The book then goes on to detail that the prosecution of Cohen and former Rep. Chris Collins (R-NY) prompted the DOJ to order that former President Barack Obama's White House counsel be indicted for a crime he never committed. He was ultimately acquitted, but only after paying for a legal defense and having his name dragged through right-wing news sites.
Trump's Justice Department directed the SDNY not only to reevaluate the basis of Cohen's plea but they wanted SDNY to stop investigating anybody involved in those crimes committed by the Trump campaign to try to cover up evidence of alleged affairs, MSNBC's Rachel Maddow explained. "SDNY also was contacted by Trump's Justice Department, senior officials, and they were told that they needed to get rid of all mentions of 'Individual-1' in the Michael Cohen indictment. SDNY said no to that, they resisted. But SDNY officials did take out of the Michael Cohen related court filings the most direct language they had in those filings saying what role Trump played in those crimes."
As Berman described it, the information was being finalized after Cohen agreed to plead guilty. The documents were about 40 pages long and identified Individual-1 as acting in concert with Cohen. It was obvious that it was Trump, but Edward O'Callaghan called Robert Kuzami, demanding to know why the indictment was so long and detailed.
"He argued that now that Cohen was pleading guilty," the book says. "'We don't need all this description,' he responded. 'What exactly are you concerned about?' O'Callaghan proceeded to identify specific allegations he wanted to be removed, almost all of which referenced Individual-1, Donald Trump. It quickly became apparent that contrary to what O'Callaghan professed, it wasn't the length or the detail of the document that concerned him. It was any mention of Individual-1. Khuzami and O'Callaghan went through a handful of these allegations, some of which he agreed to strike, others he did not. Sensing this was going to be a long process, he told O'Callaghan he was now aware of his concerns and the team would remove certain nonessential details."
The book continues: "They stayed up most of the night. The revised information in Cohen's case was now 21 pages, down from 40. It removed certain allegations, including allegations that Individual-1 acted in concert with and coordinated with Cohen on the illegal campaign contributions. The information now alleged that Cohen acted in concert and coordinated with, quote, one or more members of the campaign. So, Individual-1, Donald Trump... 'he did this stuff with Donald Trump' becomes 'he did this stuff with someone from the campaign.' The specific mentions of Cohen committing this crime, this federal felony in concert with and coordinating with Trump in the commission of the crime, those specific references were taken out of this court filing to not mention Trump specifically. And the investigators on that case were also directed by main Justice that they needed to stop investigating anybody other than Michael Cohen for these crimes."

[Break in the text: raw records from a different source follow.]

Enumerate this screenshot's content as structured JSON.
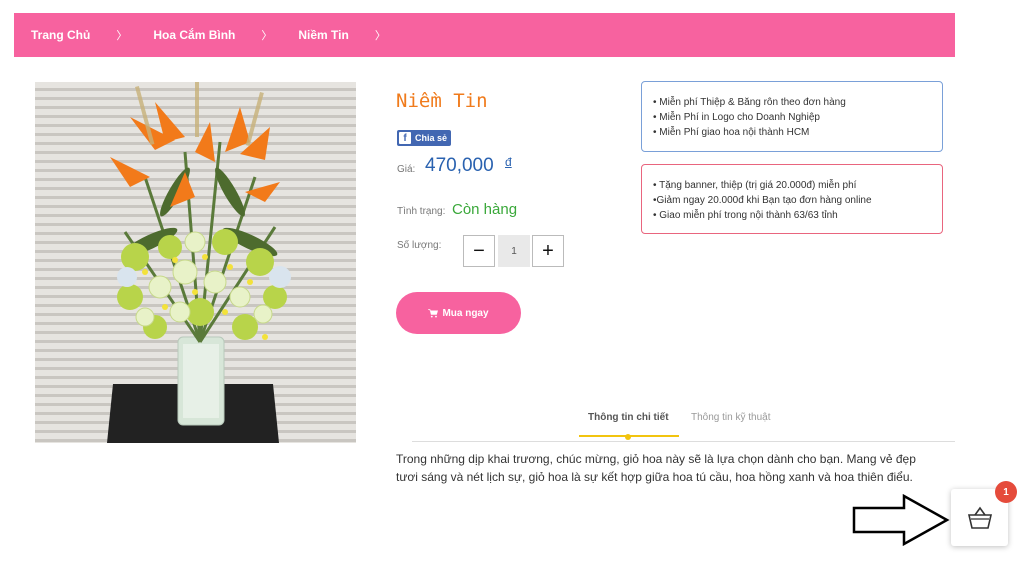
{
  "breadcrumb": {
    "items": [
      "Trang Chủ",
      "Hoa Cắm Bình",
      "Niềm Tin"
    ],
    "separator": "〉"
  },
  "product": {
    "title": "Niềm Tin",
    "share_label": "Chia sẻ",
    "price_label": "Giá:",
    "price": "470,000",
    "currency": "đ",
    "stock_label": "Tình trạng:",
    "stock_value": "Còn hàng",
    "quantity_label": "Số lượng:",
    "quantity": "1",
    "minus_label": "−",
    "plus_label": "+",
    "buy_label": "Mua ngay"
  },
  "promo_box_1": {
    "items": [
      "• Miễn phí Thiệp & Băng rôn theo đơn hàng",
      "• Miễn Phí in Logo cho Doanh Nghiệp",
      "• Miễn Phí giao hoa nội thành HCM"
    ]
  },
  "promo_box_2": {
    "items": [
      "• Tặng banner, thiệp (trị giá 20.000đ) miễn phí",
      "•Giảm ngay 20.000đ khi Bạn tạo đơn hàng online",
      "• Giao miễn phí trong nội thành 63/63 tỉnh"
    ]
  },
  "tabs": {
    "items": [
      "Thông tin chi tiết",
      "Thông tin kỹ thuật"
    ],
    "active": "Thông tin chi tiết"
  },
  "description": "Trong những dịp khai trương, chúc mừng, giỏ hoa này sẽ là lựa chọn dành cho bạn. Mang vẻ đẹp tươi sáng và nét lịch sự, giỏ hoa là sự kết hợp giữa hoa tú cầu, hoa hồng xanh và hoa thiên điểu.",
  "cart": {
    "badge_count": "1"
  },
  "colors": {
    "brand_pink": "#f7629f",
    "title_orange": "#f07b1c",
    "price_blue": "#2a62b0",
    "stock_green": "#3aa83a",
    "tab_accent": "#f2c40f",
    "badge_red": "#e54b3b"
  },
  "icons": [
    "facebook-icon",
    "cart-icon",
    "basket-icon",
    "arrow-right-icon"
  ]
}
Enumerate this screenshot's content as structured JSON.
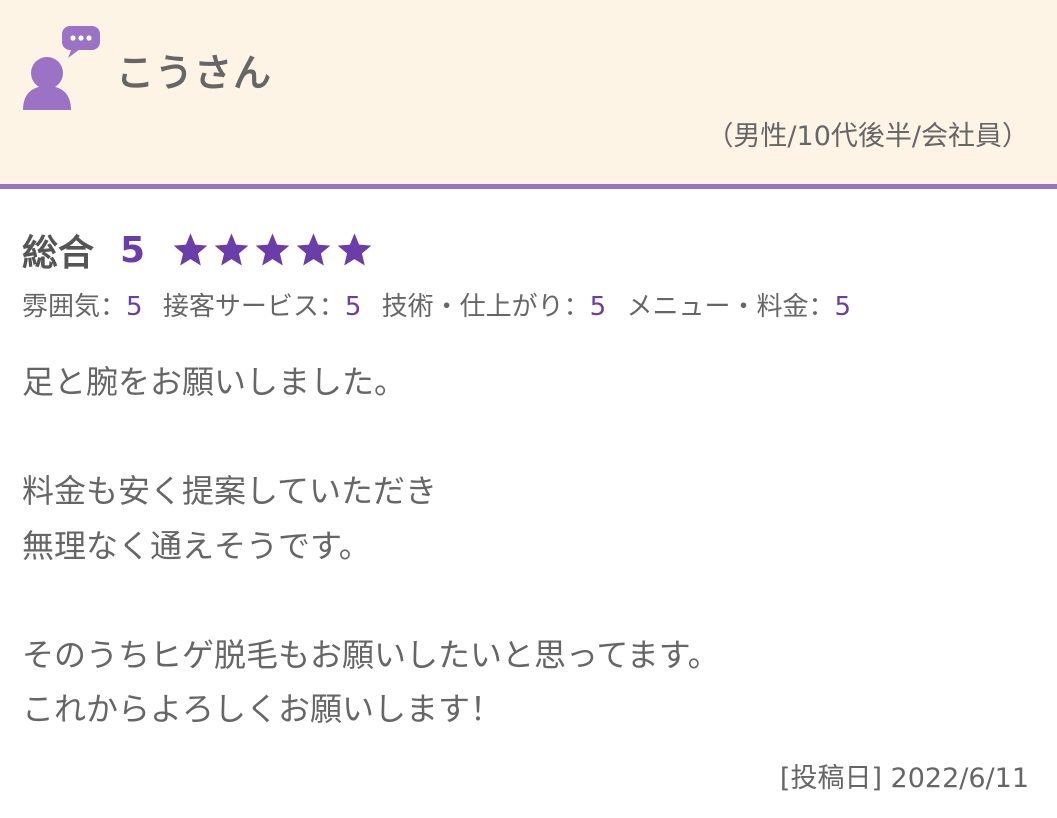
{
  "reviewer": {
    "name": "こうさん",
    "profile": "（男性/10代後半/会社員）"
  },
  "rating": {
    "overall_label": "総合",
    "overall_score": "5",
    "stars": 5,
    "star_color": "#6a3da8",
    "sub": [
      {
        "label": "雰囲気：",
        "value": "5"
      },
      {
        "label": "接客サービス：",
        "value": "5"
      },
      {
        "label": "技術・仕上がり：",
        "value": "5"
      },
      {
        "label": "メニュー・料金：",
        "value": "5"
      }
    ]
  },
  "comment": [
    "足と腕をお願いしました。",
    "",
    "料金も安く提案していただき",
    "無理なく通えそうです。",
    "",
    "そのうちヒゲ脱毛もお願いしたいと思ってます。",
    "これからよろしくお願いします！"
  ],
  "post_date": "[投稿日] 2022/6/11",
  "colors": {
    "header_bg": "#fdf4e6",
    "accent": "#9b72c4",
    "score": "#6a3da8",
    "text": "#666666"
  }
}
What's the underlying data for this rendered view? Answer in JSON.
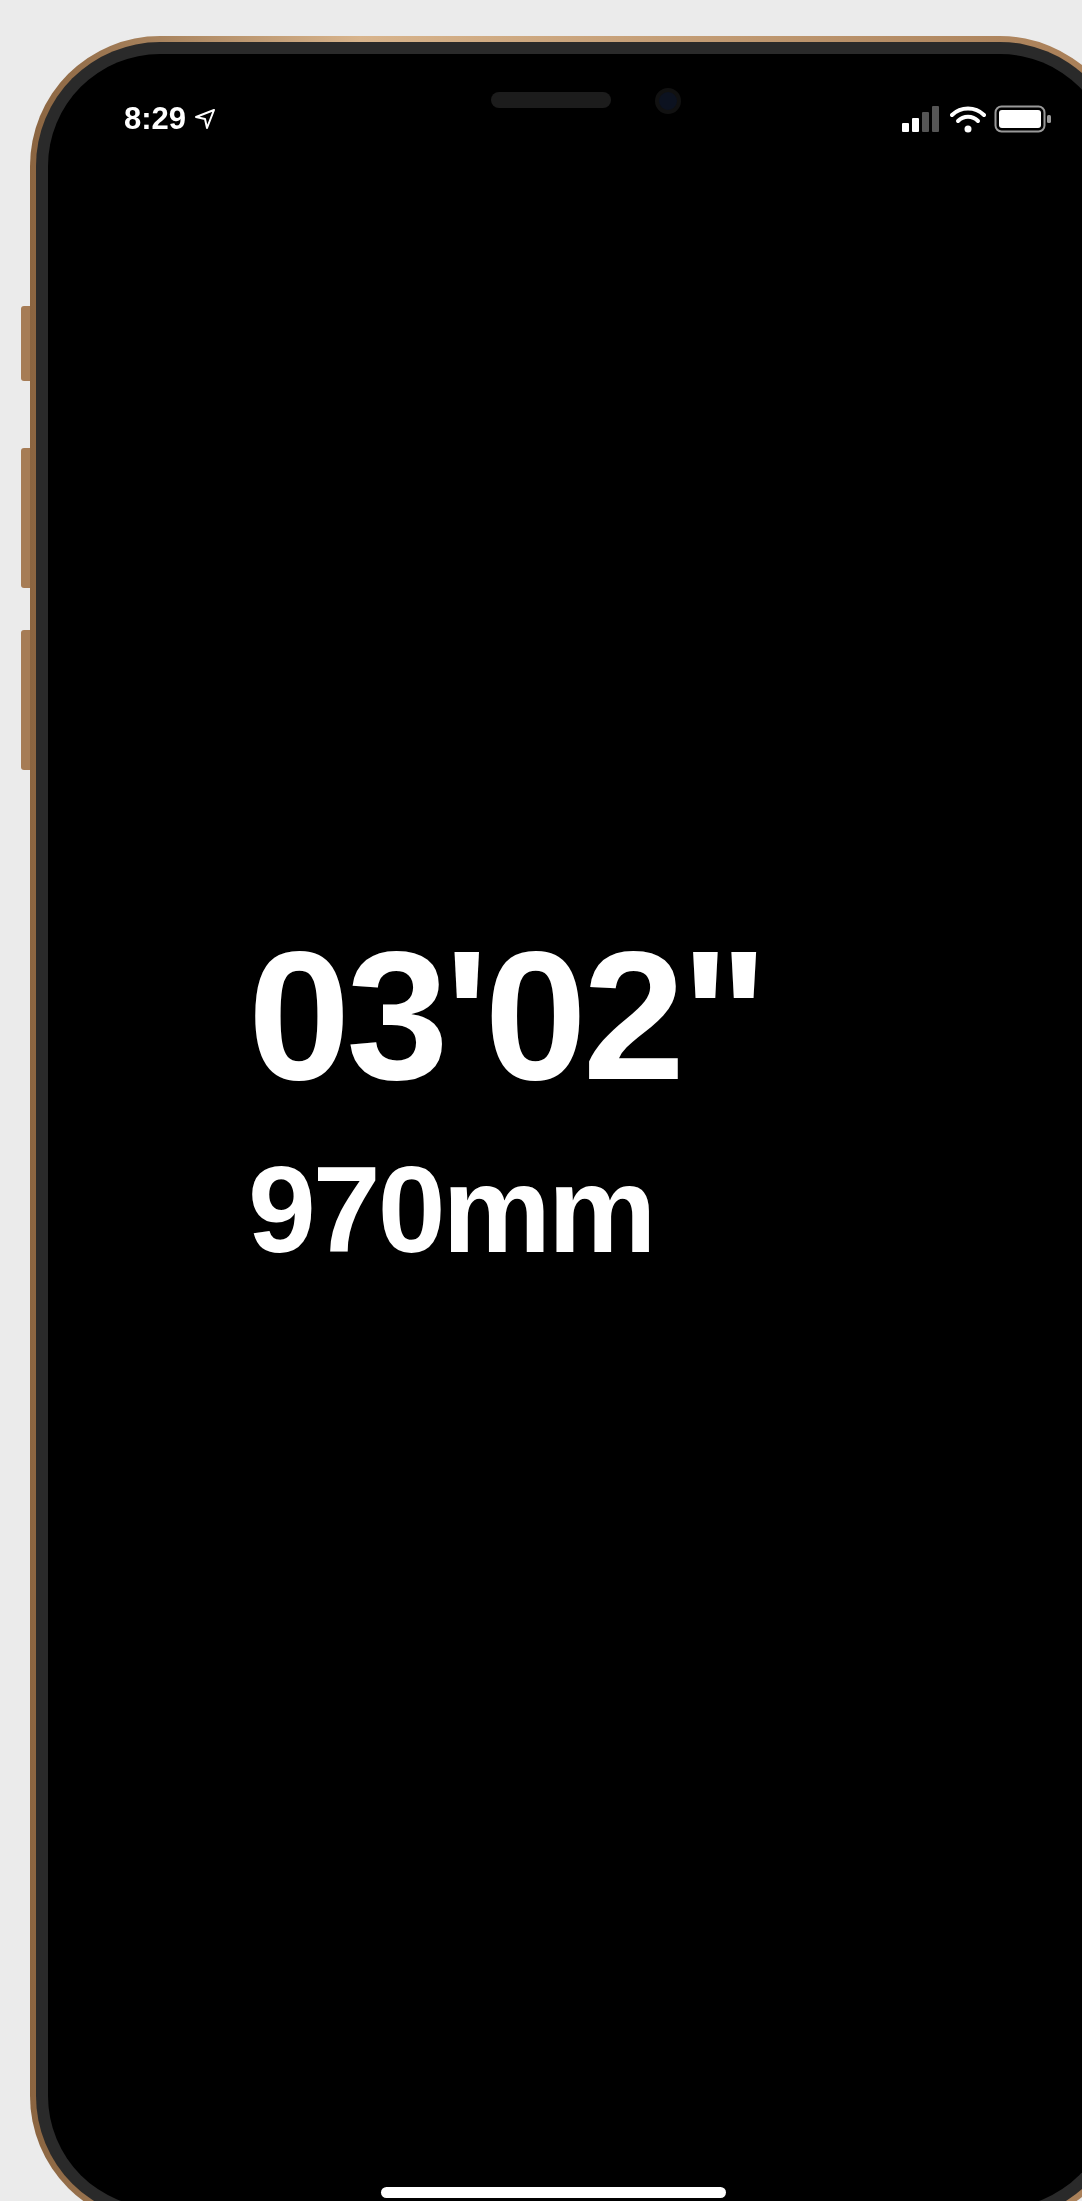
{
  "status_bar": {
    "time": "8:29"
  },
  "timer": {
    "elapsed": "03'02\"",
    "distance": "970mm"
  }
}
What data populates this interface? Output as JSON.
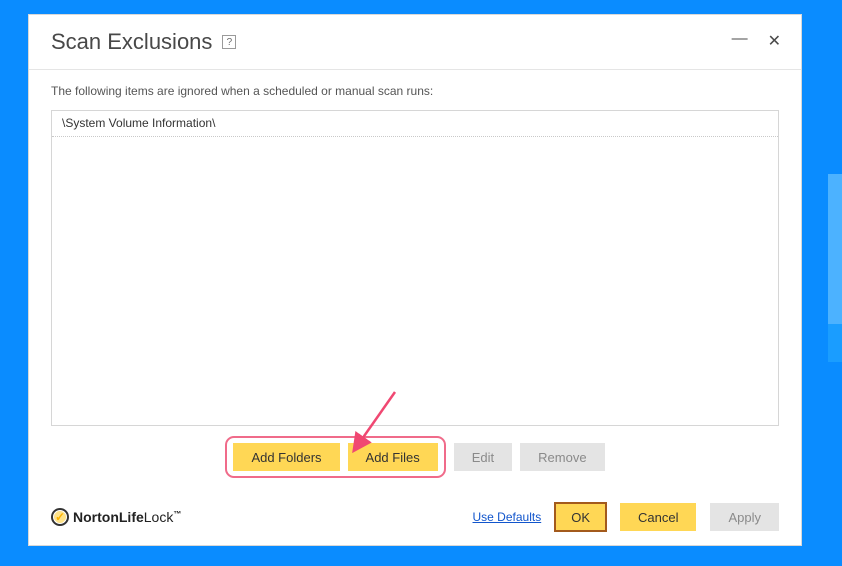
{
  "dialog": {
    "title": "Scan Exclusions",
    "description": "The following items are ignored when a scheduled or manual scan runs:"
  },
  "exclusions": {
    "items": [
      {
        "path": "\\System Volume Information\\"
      }
    ]
  },
  "list_buttons": {
    "add_folders": "Add Folders",
    "add_files": "Add Files",
    "edit": "Edit",
    "remove": "Remove"
  },
  "footer": {
    "brand_strong": "NortonLife",
    "brand_light": "Lock",
    "use_defaults": "Use Defaults",
    "ok": "OK",
    "cancel": "Cancel",
    "apply": "Apply"
  },
  "colors": {
    "accent": "#ffd755",
    "highlight": "#f06b8a"
  }
}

Senator Dick Durbin (D-IL) announced Monday evening that the Senate Judiciary Committee would be holding an investigation on the details in the book. They'll specifically seek documents involving Cohen, the John Kerry case and former Obama White House counsel Gregory Craig's case.